# Record set

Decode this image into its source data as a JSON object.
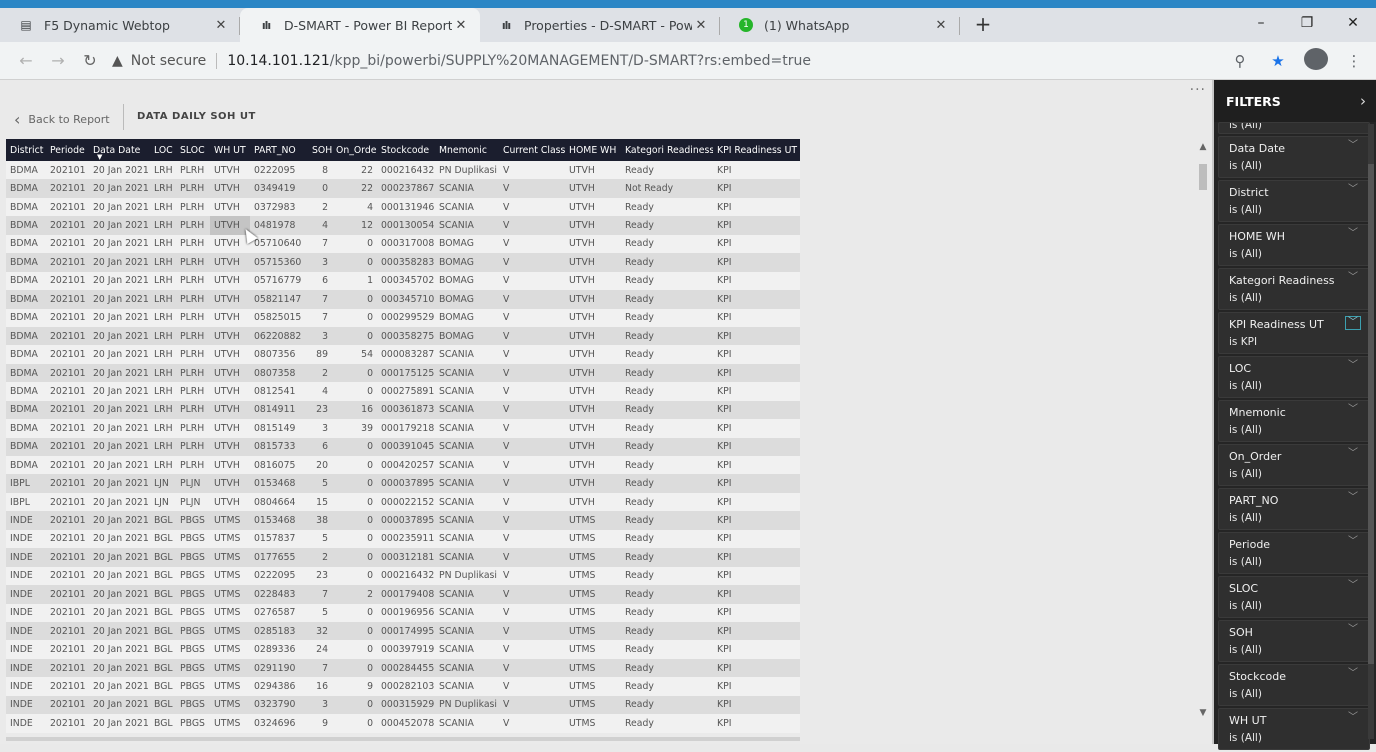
{
  "browser": {
    "tabs": [
      {
        "icon": "document-icon",
        "label": "F5 Dynamic Webtop",
        "active": false
      },
      {
        "icon": "powerbi-icon",
        "label": "D-SMART - Power BI Report Serv",
        "active": true
      },
      {
        "icon": "powerbi-icon",
        "label": "Properties - D-SMART - Power B",
        "active": false
      },
      {
        "icon": "whatsapp-icon",
        "label": "(1) WhatsApp",
        "active": false
      }
    ],
    "new_tab": "+",
    "window_controls": {
      "minimize": "–",
      "restore": "❐",
      "close": "✕"
    },
    "security_label": "Not secure",
    "url_host": "10.14.101.121",
    "url_path": "/kpp_bi/powerbi/SUPPLY%20MANAGEMENT/D-SMART?rs:embed=true"
  },
  "report": {
    "back_label": "Back to Report",
    "page_title": "DATA DAILY SOH UT",
    "more_label": "···",
    "sorted_column": "Data Date",
    "columns": [
      "District",
      "Periode",
      "Data Date",
      "LOC",
      "SLOC",
      "WH UT",
      "PART_NO",
      "SOH",
      "On_Order",
      "Stockcode",
      "Mnemonic",
      "Current Class",
      "HOME WH",
      "Kategori Readiness",
      "KPI Readiness UT"
    ],
    "rows": [
      [
        "BDMA",
        "202101",
        "20 Jan 2021",
        "LRH",
        "PLRH",
        "UTVH",
        "0222095",
        "8",
        "22",
        "000216432",
        "PN Duplikasi",
        "V",
        "UTVH",
        "Ready",
        "KPI"
      ],
      [
        "BDMA",
        "202101",
        "20 Jan 2021",
        "LRH",
        "PLRH",
        "UTVH",
        "0349419",
        "0",
        "22",
        "000237867",
        "SCANIA",
        "V",
        "UTVH",
        "Not Ready",
        "KPI"
      ],
      [
        "BDMA",
        "202101",
        "20 Jan 2021",
        "LRH",
        "PLRH",
        "UTVH",
        "0372983",
        "2",
        "4",
        "000131946",
        "SCANIA",
        "V",
        "UTVH",
        "Ready",
        "KPI"
      ],
      [
        "BDMA",
        "202101",
        "20 Jan 2021",
        "LRH",
        "PLRH",
        "UTVH",
        "0481978",
        "4",
        "12",
        "000130054",
        "SCANIA",
        "V",
        "UTVH",
        "Ready",
        "KPI"
      ],
      [
        "BDMA",
        "202101",
        "20 Jan 2021",
        "LRH",
        "PLRH",
        "UTVH",
        "05710640",
        "7",
        "0",
        "000317008",
        "BOMAG",
        "V",
        "UTVH",
        "Ready",
        "KPI"
      ],
      [
        "BDMA",
        "202101",
        "20 Jan 2021",
        "LRH",
        "PLRH",
        "UTVH",
        "05715360",
        "3",
        "0",
        "000358283",
        "BOMAG",
        "V",
        "UTVH",
        "Ready",
        "KPI"
      ],
      [
        "BDMA",
        "202101",
        "20 Jan 2021",
        "LRH",
        "PLRH",
        "UTVH",
        "05716779",
        "6",
        "1",
        "000345702",
        "BOMAG",
        "V",
        "UTVH",
        "Ready",
        "KPI"
      ],
      [
        "BDMA",
        "202101",
        "20 Jan 2021",
        "LRH",
        "PLRH",
        "UTVH",
        "05821147",
        "7",
        "0",
        "000345710",
        "BOMAG",
        "V",
        "UTVH",
        "Ready",
        "KPI"
      ],
      [
        "BDMA",
        "202101",
        "20 Jan 2021",
        "LRH",
        "PLRH",
        "UTVH",
        "05825015",
        "7",
        "0",
        "000299529",
        "BOMAG",
        "V",
        "UTVH",
        "Ready",
        "KPI"
      ],
      [
        "BDMA",
        "202101",
        "20 Jan 2021",
        "LRH",
        "PLRH",
        "UTVH",
        "06220882",
        "3",
        "0",
        "000358275",
        "BOMAG",
        "V",
        "UTVH",
        "Ready",
        "KPI"
      ],
      [
        "BDMA",
        "202101",
        "20 Jan 2021",
        "LRH",
        "PLRH",
        "UTVH",
        "0807356",
        "89",
        "54",
        "000083287",
        "SCANIA",
        "V",
        "UTVH",
        "Ready",
        "KPI"
      ],
      [
        "BDMA",
        "202101",
        "20 Jan 2021",
        "LRH",
        "PLRH",
        "UTVH",
        "0807358",
        "2",
        "0",
        "000175125",
        "SCANIA",
        "V",
        "UTVH",
        "Ready",
        "KPI"
      ],
      [
        "BDMA",
        "202101",
        "20 Jan 2021",
        "LRH",
        "PLRH",
        "UTVH",
        "0812541",
        "4",
        "0",
        "000275891",
        "SCANIA",
        "V",
        "UTVH",
        "Ready",
        "KPI"
      ],
      [
        "BDMA",
        "202101",
        "20 Jan 2021",
        "LRH",
        "PLRH",
        "UTVH",
        "0814911",
        "23",
        "16",
        "000361873",
        "SCANIA",
        "V",
        "UTVH",
        "Ready",
        "KPI"
      ],
      [
        "BDMA",
        "202101",
        "20 Jan 2021",
        "LRH",
        "PLRH",
        "UTVH",
        "0815149",
        "3",
        "39",
        "000179218",
        "SCANIA",
        "V",
        "UTVH",
        "Ready",
        "KPI"
      ],
      [
        "BDMA",
        "202101",
        "20 Jan 2021",
        "LRH",
        "PLRH",
        "UTVH",
        "0815733",
        "6",
        "0",
        "000391045",
        "SCANIA",
        "V",
        "UTVH",
        "Ready",
        "KPI"
      ],
      [
        "BDMA",
        "202101",
        "20 Jan 2021",
        "LRH",
        "PLRH",
        "UTVH",
        "0816075",
        "20",
        "0",
        "000420257",
        "SCANIA",
        "V",
        "UTVH",
        "Ready",
        "KPI"
      ],
      [
        "IBPL",
        "202101",
        "20 Jan 2021",
        "LJN",
        "PLJN",
        "UTVH",
        "0153468",
        "5",
        "0",
        "000037895",
        "SCANIA",
        "V",
        "UTVH",
        "Ready",
        "KPI"
      ],
      [
        "IBPL",
        "202101",
        "20 Jan 2021",
        "LJN",
        "PLJN",
        "UTVH",
        "0804664",
        "15",
        "0",
        "000022152",
        "SCANIA",
        "V",
        "UTVH",
        "Ready",
        "KPI"
      ],
      [
        "INDE",
        "202101",
        "20 Jan 2021",
        "BGL",
        "PBGS",
        "UTMS",
        "0153468",
        "38",
        "0",
        "000037895",
        "SCANIA",
        "V",
        "UTMS",
        "Ready",
        "KPI"
      ],
      [
        "INDE",
        "202101",
        "20 Jan 2021",
        "BGL",
        "PBGS",
        "UTMS",
        "0157837",
        "5",
        "0",
        "000235911",
        "SCANIA",
        "V",
        "UTMS",
        "Ready",
        "KPI"
      ],
      [
        "INDE",
        "202101",
        "20 Jan 2021",
        "BGL",
        "PBGS",
        "UTMS",
        "0177655",
        "2",
        "0",
        "000312181",
        "SCANIA",
        "V",
        "UTMS",
        "Ready",
        "KPI"
      ],
      [
        "INDE",
        "202101",
        "20 Jan 2021",
        "BGL",
        "PBGS",
        "UTMS",
        "0222095",
        "23",
        "0",
        "000216432",
        "PN Duplikasi",
        "V",
        "UTMS",
        "Ready",
        "KPI"
      ],
      [
        "INDE",
        "202101",
        "20 Jan 2021",
        "BGL",
        "PBGS",
        "UTMS",
        "0228483",
        "7",
        "2",
        "000179408",
        "SCANIA",
        "V",
        "UTMS",
        "Ready",
        "KPI"
      ],
      [
        "INDE",
        "202101",
        "20 Jan 2021",
        "BGL",
        "PBGS",
        "UTMS",
        "0276587",
        "5",
        "0",
        "000196956",
        "SCANIA",
        "V",
        "UTMS",
        "Ready",
        "KPI"
      ],
      [
        "INDE",
        "202101",
        "20 Jan 2021",
        "BGL",
        "PBGS",
        "UTMS",
        "0285183",
        "32",
        "0",
        "000174995",
        "SCANIA",
        "V",
        "UTMS",
        "Ready",
        "KPI"
      ],
      [
        "INDE",
        "202101",
        "20 Jan 2021",
        "BGL",
        "PBGS",
        "UTMS",
        "0289336",
        "24",
        "0",
        "000397919",
        "SCANIA",
        "V",
        "UTMS",
        "Ready",
        "KPI"
      ],
      [
        "INDE",
        "202101",
        "20 Jan 2021",
        "BGL",
        "PBGS",
        "UTMS",
        "0291190",
        "7",
        "0",
        "000284455",
        "SCANIA",
        "V",
        "UTMS",
        "Ready",
        "KPI"
      ],
      [
        "INDE",
        "202101",
        "20 Jan 2021",
        "BGL",
        "PBGS",
        "UTMS",
        "0294386",
        "16",
        "9",
        "000282103",
        "SCANIA",
        "V",
        "UTMS",
        "Ready",
        "KPI"
      ],
      [
        "INDE",
        "202101",
        "20 Jan 2021",
        "BGL",
        "PBGS",
        "UTMS",
        "0323790",
        "3",
        "0",
        "000315929",
        "PN Duplikasi",
        "V",
        "UTMS",
        "Ready",
        "KPI"
      ],
      [
        "INDE",
        "202101",
        "20 Jan 2021",
        "BGL",
        "PBGS",
        "UTMS",
        "0324696",
        "9",
        "0",
        "000452078",
        "SCANIA",
        "V",
        "UTMS",
        "Ready",
        "KPI"
      ]
    ]
  },
  "filters": {
    "title": "FILTERS",
    "partial_top_value": "is (All)",
    "items": [
      {
        "name": "Data Date",
        "value": "is (All)",
        "active": false
      },
      {
        "name": "District",
        "value": "is (All)",
        "active": false
      },
      {
        "name": "HOME WH",
        "value": "is (All)",
        "active": false
      },
      {
        "name": "Kategori Readiness",
        "value": "is (All)",
        "active": false
      },
      {
        "name": "KPI Readiness UT",
        "value": "is KPI",
        "active": true
      },
      {
        "name": "LOC",
        "value": "is (All)",
        "active": false
      },
      {
        "name": "Mnemonic",
        "value": "is (All)",
        "active": false
      },
      {
        "name": "On_Order",
        "value": "is (All)",
        "active": false
      },
      {
        "name": "PART_NO",
        "value": "is (All)",
        "active": false
      },
      {
        "name": "Periode",
        "value": "is (All)",
        "active": false
      },
      {
        "name": "SLOC",
        "value": "is (All)",
        "active": false
      },
      {
        "name": "SOH",
        "value": "is (All)",
        "active": false
      },
      {
        "name": "Stockcode",
        "value": "is (All)",
        "active": false
      },
      {
        "name": "WH UT",
        "value": "is (All)",
        "active": false
      }
    ]
  },
  "colors": {
    "header_bg": "#1b1e2e",
    "filter_panel_bg": "#252525",
    "accent_blue": "#2b86c5",
    "active_filter_border": "#3ca0b0"
  }
}
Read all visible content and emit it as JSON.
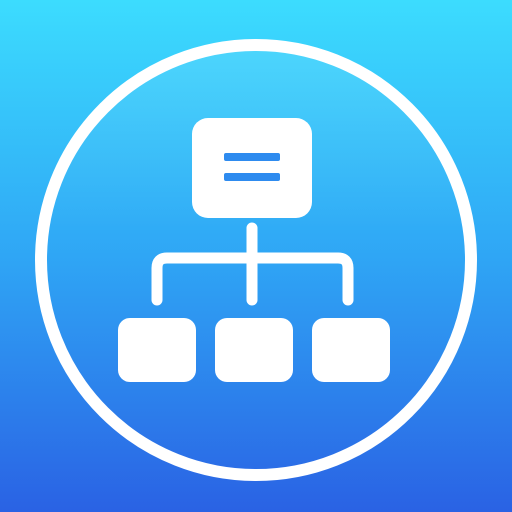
{
  "icon": {
    "name": "org-chart-hierarchy-icon",
    "colors": {
      "gradient_top": "#3CDCFE",
      "gradient_mid": "#2FA6F5",
      "gradient_bottom": "#2A62E4",
      "gloss": "#FFFFFF",
      "foreground": "#FFFFFF",
      "bar": "#2E8BEF"
    }
  }
}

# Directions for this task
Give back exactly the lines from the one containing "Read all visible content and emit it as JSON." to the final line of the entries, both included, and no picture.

# Your response
Read all visible content and emit it as JSON.
{
  "icon": {
    "name": "org-chart-hierarchy-icon",
    "colors": {
      "gradient_top": "#3CDCFE",
      "gradient_mid": "#2FA6F5",
      "gradient_bottom": "#2A62E4",
      "gloss": "#FFFFFF",
      "foreground": "#FFFFFF",
      "bar": "#2E8BEF"
    }
  }
}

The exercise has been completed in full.